(Saved data entries)

*****

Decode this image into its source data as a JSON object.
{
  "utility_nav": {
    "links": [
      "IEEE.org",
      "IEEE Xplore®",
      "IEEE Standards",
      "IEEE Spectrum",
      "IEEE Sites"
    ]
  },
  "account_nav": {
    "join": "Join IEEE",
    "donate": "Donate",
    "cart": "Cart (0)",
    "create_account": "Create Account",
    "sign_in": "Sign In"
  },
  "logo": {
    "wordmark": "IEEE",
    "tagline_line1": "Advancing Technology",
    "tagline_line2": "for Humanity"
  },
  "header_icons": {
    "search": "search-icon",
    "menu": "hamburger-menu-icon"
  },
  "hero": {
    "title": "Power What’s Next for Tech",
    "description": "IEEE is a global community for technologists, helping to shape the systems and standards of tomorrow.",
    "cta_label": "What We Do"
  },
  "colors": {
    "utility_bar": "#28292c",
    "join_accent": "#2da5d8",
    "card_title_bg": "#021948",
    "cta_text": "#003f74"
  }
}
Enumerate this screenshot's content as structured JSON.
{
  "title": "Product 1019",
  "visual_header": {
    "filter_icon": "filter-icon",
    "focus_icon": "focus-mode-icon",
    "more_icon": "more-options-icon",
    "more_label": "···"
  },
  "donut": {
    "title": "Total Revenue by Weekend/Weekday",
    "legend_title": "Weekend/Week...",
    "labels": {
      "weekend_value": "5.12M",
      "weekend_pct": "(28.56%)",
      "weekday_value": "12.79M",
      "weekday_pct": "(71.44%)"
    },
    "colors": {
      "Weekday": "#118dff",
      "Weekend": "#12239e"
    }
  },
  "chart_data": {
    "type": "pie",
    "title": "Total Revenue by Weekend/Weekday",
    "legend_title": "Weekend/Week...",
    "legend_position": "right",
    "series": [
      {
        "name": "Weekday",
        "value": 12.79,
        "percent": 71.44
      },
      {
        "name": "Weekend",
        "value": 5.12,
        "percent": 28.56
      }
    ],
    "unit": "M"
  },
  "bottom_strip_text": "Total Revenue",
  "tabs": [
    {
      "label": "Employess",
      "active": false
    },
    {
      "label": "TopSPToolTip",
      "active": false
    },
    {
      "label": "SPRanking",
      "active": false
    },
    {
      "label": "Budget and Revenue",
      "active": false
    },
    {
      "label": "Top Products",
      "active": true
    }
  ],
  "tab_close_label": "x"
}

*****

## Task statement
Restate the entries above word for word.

## Completed task
Decode this image into its source data as a JSON object.
{
  "utility_nav": {
    "links": [
      "IEEE.org",
      "IEEE Xplore®",
      "IEEE Standards",
      "IEEE Spectrum",
      "IEEE Sites"
    ]
  },
  "account_nav": {
    "join": "Join IEEE",
    "donate": "Donate",
    "cart": "Cart (0)",
    "create_account": "Create Account",
    "sign_in": "Sign In"
  },
  "logo": {
    "wordmark": "IEEE",
    "tagline_line1": "Advancing Technology",
    "tagline_line2": "for Humanity"
  },
  "header_icons": {
    "search": "search-icon",
    "menu": "hamburger-menu-icon"
  },
  "hero": {
    "title": "Power What’s Next for Tech",
    "description": "IEEE is a global community for technologists, helping to shape the systems and standards of tomorrow.",
    "cta_label": "What We Do"
  },
  "colors": {
    "utility_bar": "#28292c",
    "join_accent": "#2da5d8",
    "card_title_bg": "#021948",
    "cta_text": "#003f74"
  }
}
Enumerate this screenshot's content as structured JSON.
{
  "title": "Product 1019",
  "visual_header": {
    "filter_icon": "filter-icon",
    "focus_icon": "focus-mode-icon",
    "more_icon": "more-options-icon",
    "more_label": "···"
  },
  "donut": {
    "title": "Total Revenue by Weekend/Weekday",
    "legend_title": "Weekend/Week...",
    "labels": {
      "weekend_value": "5.12M",
      "weekend_pct": "(28.56%)",
      "weekday_value": "12.79M",
      "weekday_pct": "(71.44%)"
    },
    "colors": {
      "Weekday": "#118dff",
      "Weekend": "#12239e"
    }
  },
  "chart_data": {
    "type": "pie",
    "title": "Total Revenue by Weekend/Weekday",
    "legend_title": "Weekend/Week...",
    "legend_position": "right",
    "series": [
      {
        "name": "Weekday",
        "value": 12.79,
        "percent": 71.44
      },
      {
        "name": "Weekend",
        "value": 5.12,
        "percent": 28.56
      }
    ],
    "unit": "M"
  },
  "bottom_strip_text": "Total Revenue",
  "tabs": [
    {
      "label": "Employess",
      "active": false
    },
    {
      "label": "TopSPToolTip",
      "active": false
    },
    {
      "label": "SPRanking",
      "active": false
    },
    {
      "label": "Budget and Revenue",
      "active": false
    },
    {
      "label": "Top Products",
      "active": true
    }
  ],
  "tab_close_label": "x"
}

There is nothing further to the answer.